Higher Education institutions in general and Adult and Continuing Education in particular are experiencing extraordinary changes that require diligence, planning and flexibility to remain viable. Because adult education degree program are located within higher education institutions, the viability of these institutions have direct consequences for the adult education programs and departments within them. For many higher education institutions, the austerity programs and measures that were initiated during the recent recession are being maintained in order to brace institutions for unfavorable and changing demographics that will significantly shift the balance regarding the increased costs of higher education, reduced state support, increased costs to students, the types of students recruited to college campuses, the types of programs and services they will demand for their tuition dollars (Mitchell, Palacios, & Leachman, 2014).

While the new terrain is highly unfavorable for many academic departments and programs, they seem to be less unfavorable to those programs that have figured out a matrix for creating value to the departments, schools/colleges and universities in which they are located, and providing exceptional learning opportunities to adult learners. For example, enrollment of adults ages 25 and older has been projected to grow by 25.4% between fall 2008 and fall 2019 (Thorton, 2014). A growth market for many colleges and universities, many of these adults seek alternative course delivery systems, and pay prized tuition dollars while maintaining employment. Based upon over 11 years as a department chair and 8 years as the director of an interdisciplinary doctoral program, I believe adult education departments and programs can not only survive, but actually grow during this period of challenge and change for higher education. To do so, faculty in these programs/departments should consider several strategies.

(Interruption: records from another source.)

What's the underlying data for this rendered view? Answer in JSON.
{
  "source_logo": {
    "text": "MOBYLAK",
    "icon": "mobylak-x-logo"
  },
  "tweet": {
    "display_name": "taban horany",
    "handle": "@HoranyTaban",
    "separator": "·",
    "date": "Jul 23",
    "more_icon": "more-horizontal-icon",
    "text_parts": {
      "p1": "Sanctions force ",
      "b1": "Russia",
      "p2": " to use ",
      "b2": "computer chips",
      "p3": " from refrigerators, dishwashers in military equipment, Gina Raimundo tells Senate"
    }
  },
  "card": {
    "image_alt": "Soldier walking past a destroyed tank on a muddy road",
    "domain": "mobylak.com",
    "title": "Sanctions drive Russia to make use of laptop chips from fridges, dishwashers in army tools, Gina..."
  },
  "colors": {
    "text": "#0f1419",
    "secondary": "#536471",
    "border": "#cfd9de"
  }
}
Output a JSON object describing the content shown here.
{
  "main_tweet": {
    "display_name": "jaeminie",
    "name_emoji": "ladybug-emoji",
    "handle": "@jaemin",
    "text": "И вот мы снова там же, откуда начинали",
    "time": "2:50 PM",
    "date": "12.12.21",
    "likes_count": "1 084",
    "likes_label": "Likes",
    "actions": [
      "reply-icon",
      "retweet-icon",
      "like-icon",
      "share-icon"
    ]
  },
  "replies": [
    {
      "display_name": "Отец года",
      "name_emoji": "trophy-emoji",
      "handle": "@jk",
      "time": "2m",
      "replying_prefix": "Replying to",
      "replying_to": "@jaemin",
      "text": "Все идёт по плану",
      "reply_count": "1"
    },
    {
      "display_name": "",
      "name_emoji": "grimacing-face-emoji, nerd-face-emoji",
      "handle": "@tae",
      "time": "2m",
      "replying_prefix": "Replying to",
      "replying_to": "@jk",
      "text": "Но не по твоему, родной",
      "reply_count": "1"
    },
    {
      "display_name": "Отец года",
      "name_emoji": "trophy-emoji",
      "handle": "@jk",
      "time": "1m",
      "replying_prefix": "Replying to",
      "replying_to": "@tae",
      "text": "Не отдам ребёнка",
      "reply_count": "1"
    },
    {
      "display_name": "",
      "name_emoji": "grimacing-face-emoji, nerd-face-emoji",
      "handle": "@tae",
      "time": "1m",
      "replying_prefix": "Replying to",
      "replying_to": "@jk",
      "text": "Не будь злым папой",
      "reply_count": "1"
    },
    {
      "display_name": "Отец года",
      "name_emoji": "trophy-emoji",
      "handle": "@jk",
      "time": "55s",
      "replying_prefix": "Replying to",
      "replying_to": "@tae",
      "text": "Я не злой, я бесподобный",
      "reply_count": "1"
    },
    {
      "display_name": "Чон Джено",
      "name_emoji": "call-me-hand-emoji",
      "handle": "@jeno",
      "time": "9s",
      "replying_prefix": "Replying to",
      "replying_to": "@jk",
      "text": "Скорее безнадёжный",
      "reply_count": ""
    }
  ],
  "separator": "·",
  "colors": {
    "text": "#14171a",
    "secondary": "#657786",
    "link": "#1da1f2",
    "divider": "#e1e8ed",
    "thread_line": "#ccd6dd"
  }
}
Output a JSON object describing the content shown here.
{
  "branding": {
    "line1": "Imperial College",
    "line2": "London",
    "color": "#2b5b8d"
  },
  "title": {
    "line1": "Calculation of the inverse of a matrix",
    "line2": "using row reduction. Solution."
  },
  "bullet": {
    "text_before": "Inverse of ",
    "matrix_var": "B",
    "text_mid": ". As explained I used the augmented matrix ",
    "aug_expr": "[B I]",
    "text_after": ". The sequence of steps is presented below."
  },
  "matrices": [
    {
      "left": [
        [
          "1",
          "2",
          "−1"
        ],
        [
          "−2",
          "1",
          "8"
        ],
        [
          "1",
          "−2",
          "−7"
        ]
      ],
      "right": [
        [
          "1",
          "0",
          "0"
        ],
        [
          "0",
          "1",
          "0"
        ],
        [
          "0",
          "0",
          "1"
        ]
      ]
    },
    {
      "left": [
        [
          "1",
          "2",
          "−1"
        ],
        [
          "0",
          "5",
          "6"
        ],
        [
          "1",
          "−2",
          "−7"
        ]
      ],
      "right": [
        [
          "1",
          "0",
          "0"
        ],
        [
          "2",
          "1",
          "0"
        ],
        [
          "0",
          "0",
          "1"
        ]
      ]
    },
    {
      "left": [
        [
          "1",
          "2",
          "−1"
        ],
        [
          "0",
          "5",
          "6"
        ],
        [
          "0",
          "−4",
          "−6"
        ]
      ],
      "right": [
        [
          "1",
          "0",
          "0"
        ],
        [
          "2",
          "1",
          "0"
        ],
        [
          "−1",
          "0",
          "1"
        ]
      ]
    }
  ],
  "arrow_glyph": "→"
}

I will identify only three in this message.

First, in an organizational climate focused on increasing efficiencies, and redirecting attention toward recruiting and retaining adult learners to a wide variety of university academic programs, adult education faculty members should redouble their efforts become citizens of the departments, schools/colleges, and universities in which they are located. While providing these services to the university, adult educators can demonstrate their actions, knowledge of adult learners and adult education practice and their insights to the long-term sustainability of the university. Second, be true and consistent in your identity as a faculty and program. For example, for some programs social justice leadership is a key feature of their mission statements around which they have developed their delivery system. Many of the students seeking a masters or doctoral degree want to make a difference in their neighborhoods/communities and places of employment.

They find fulfillment in degree programs that engage them in thoughtful theoretical discussions, allow them to utilize data-based sources to critically analyze and challenge the status quo that seek change. Third, digital technology is a pivotal element in evolving marketing strategies and it is driving a serious wedge between the social and economic haves and have-nots (van Dijk, 2012). Adult education programs should maximize their digital marketing presence via the creation of a Facebook page, faculty LinkedIn accounts, paid ads on Google and other digital media, etc. Also, digital technology can be a key resource for adult learners to develop the digital expertise to become and remain competitive in an increasingly digitized world. Faculty should continuously engaging learners via the use of technology to assist them to not only learn the targeted content, but to also learn a variety of technology platforms. Technology can be applied for various learning and educational purposes.

References:

van Dijk, J. A.G.M. (2012). The evolution of the digital divide: The digital divide turns to inequality of skills and usage. In J. Bus J. et al. (Eds.), Digital Enlightenment Yearbook 2012. (pp. 57-75). doi: 10.3233/978-1-61499-057-4-57.

Mitchell, M., Palacios, V., & Leachman, M. (2014). States are still funding higher education below pre-recession levels. Center on Budget and Policy Priorities.

Grant Thorton (2014) The State of Higher Education in 2014. http://www.grantthornton.com/HigherEd2014